Problem statement:
Leaving the pictures aside, return all of the data below exactly.

[Items listed in a dataset]
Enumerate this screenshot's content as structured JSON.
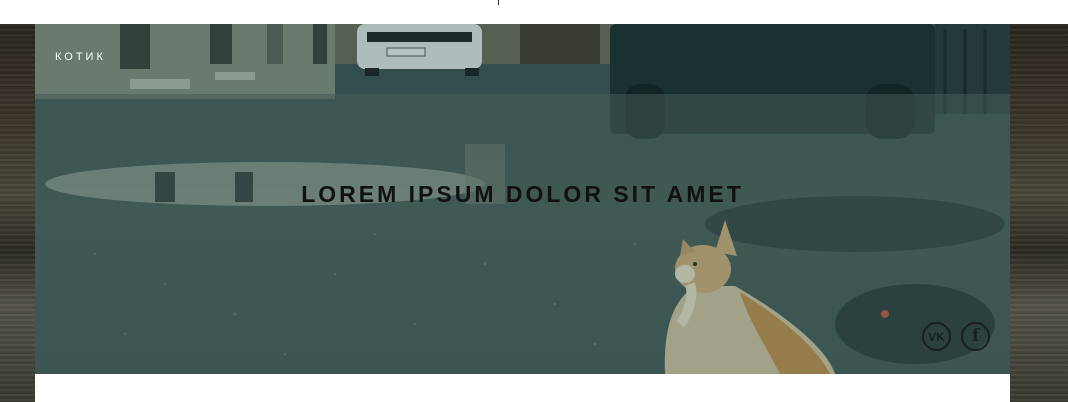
{
  "header": {
    "brand": "КОТИК"
  },
  "hero": {
    "headline": "LOREM IPSUM DOLOR SIT AMET",
    "image_icon": "cat-in-street-photo",
    "tint_color": "#1e5a5a"
  },
  "socials": [
    {
      "label": "VK",
      "icon": "vk-icon"
    },
    {
      "label": "f",
      "icon": "facebook-icon"
    }
  ]
}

Answer box:
Enumerate this screenshot's content as structured JSON.
{
  "header": {
    "brand": "КОТИК"
  },
  "hero": {
    "headline": "LOREM IPSUM DOLOR SIT AMET",
    "image_icon": "cat-in-street-photo",
    "tint_color": "#1e5a5a"
  },
  "socials": [
    {
      "label": "VK",
      "icon": "vk-icon"
    },
    {
      "label": "f",
      "icon": "facebook-icon"
    }
  ]
}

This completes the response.